respective pH (pH 2.3 and pH 2.1 at 70 m m for malic and citric acid, respectively). The phosphate buffer (70 m m K 2 HPO 4 ) was prepared by titration using H 2 SO 4 . Fruit incubated in deionized water served as control. Fruits were inspected for cracks
-pure water. Sample and standard preparation. To extract organic acids, we precision-weighed 5.0 g of V. uliginosum fruit from each sample and added 5 mL of mobile phase (0.01 mol·L −1 K 2 HPO 4 , pH 2.5) before grinding the sample into a homogenate. We

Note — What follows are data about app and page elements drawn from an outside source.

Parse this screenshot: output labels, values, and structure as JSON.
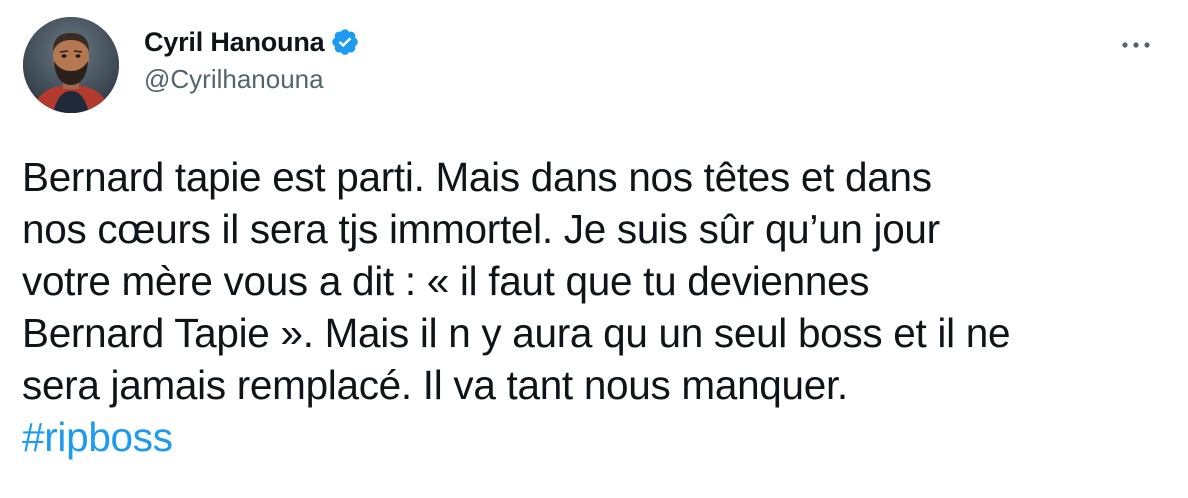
{
  "author": {
    "display_name": "Cyril Hanouna",
    "handle": "@Cyrilhanouna",
    "verified": true,
    "avatar_icon": "profile-photo"
  },
  "menu_icon": "more-horizontal-icon",
  "tweet": {
    "lines": [
      "Bernard tapie est parti. Mais dans nos têtes et dans",
      "nos cœurs il sera tjs immortel. Je suis sûr qu’un jour",
      "votre mère vous a dit : « il faut que tu deviennes",
      "Bernard Tapie ». Mais il n y aura qu un seul boss et il ne",
      "sera jamais remplacé. Il va tant nous manquer."
    ],
    "hashtag": "#ripboss"
  },
  "colors": {
    "text": "#0f1419",
    "secondary": "#536471",
    "accent": "#1d9bf0"
  }
}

pathway ( Forkmann, 1991 ; Holton and Cornish, 1995 ; Mol et al., 1998 ; Wiering and deVlaming, 1984 ). Additionally, genetic differences in flower color resulting from modifications in the pH were explained by genes Ph1, Ph2 , and Ph6 ( Griesbach

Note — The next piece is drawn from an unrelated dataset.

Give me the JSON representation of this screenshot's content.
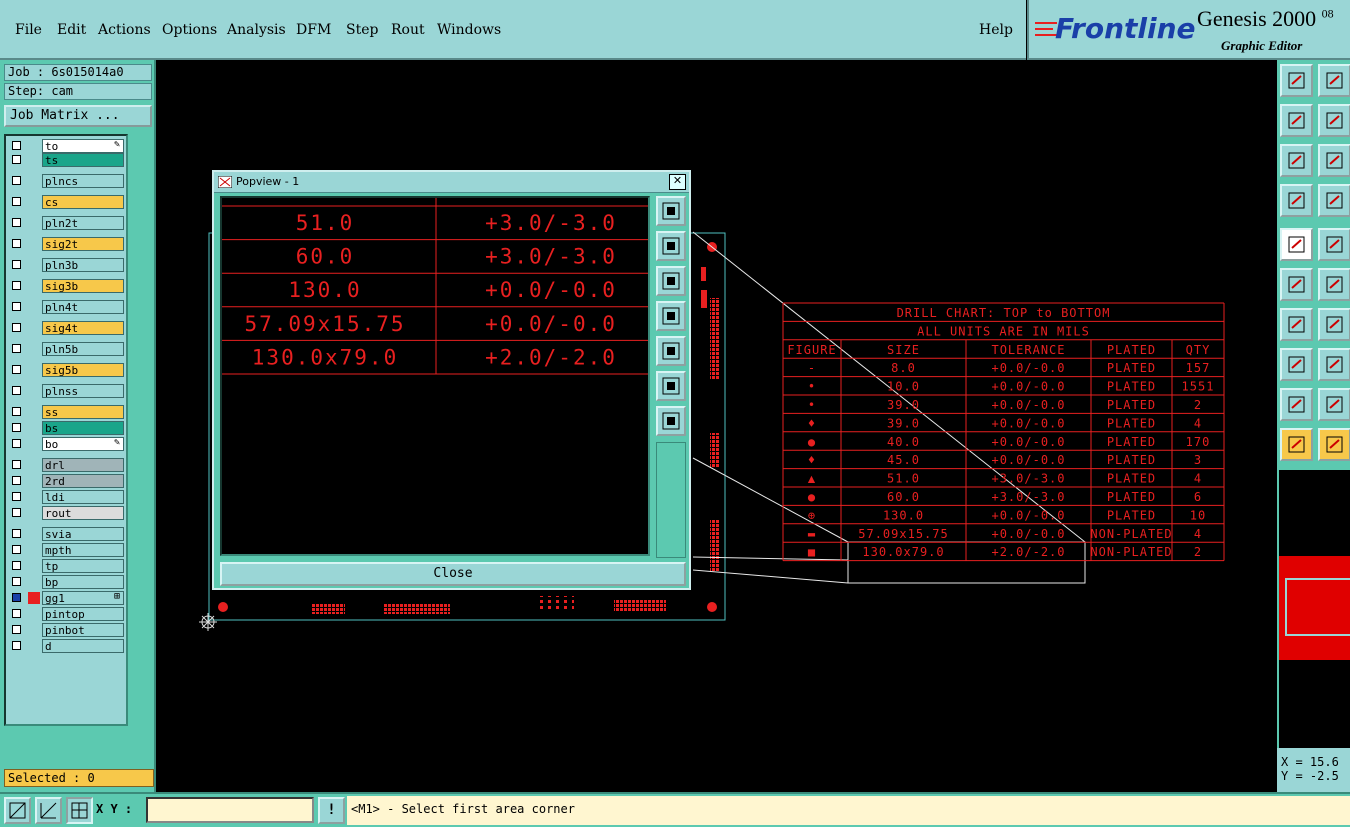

described by Nour et al. (2010) . Chromatographic separation was performed with an HPLC system (1260 Series; Agilent Technologies, Santa Clara, CA), using 50 m m potassium dihydrogen orthophosphate buffer, pH 2.8, as a mobile phase (flow rate of 0.7 mL
was carried out on a 250 × 4.6-mm, 5-μm column (Diamonsil C18; Dikma Technologies, Foothill Ranch, CA). Detection was operated at 214-nm wavelength with 0.1 mmol·L −1 KH 2 PO 4 (pH = 2.6) as mobile phase passed through a 0.45-μm membrane filter. The
(pH 2.0, using 6 M HCl). With a separatory funnel, the free phenolic compounds were extracted with diethyl ether (5 × 20-mL portions). The extractant was composed of acetone, water, and acetic acid. The organic phase (acetone) was removed using the
of 5.8 ( Lien and Rognes, 1997 ); a pH increase from 3.5 to 9.2 causes a reduction in glycine uptake in Lolium perenne ( Thornton, 2001 ), and glycine uptake by Pisum sativum shows little change between pH 2 to 9 ( Dureja et al., 1984 ). Glycine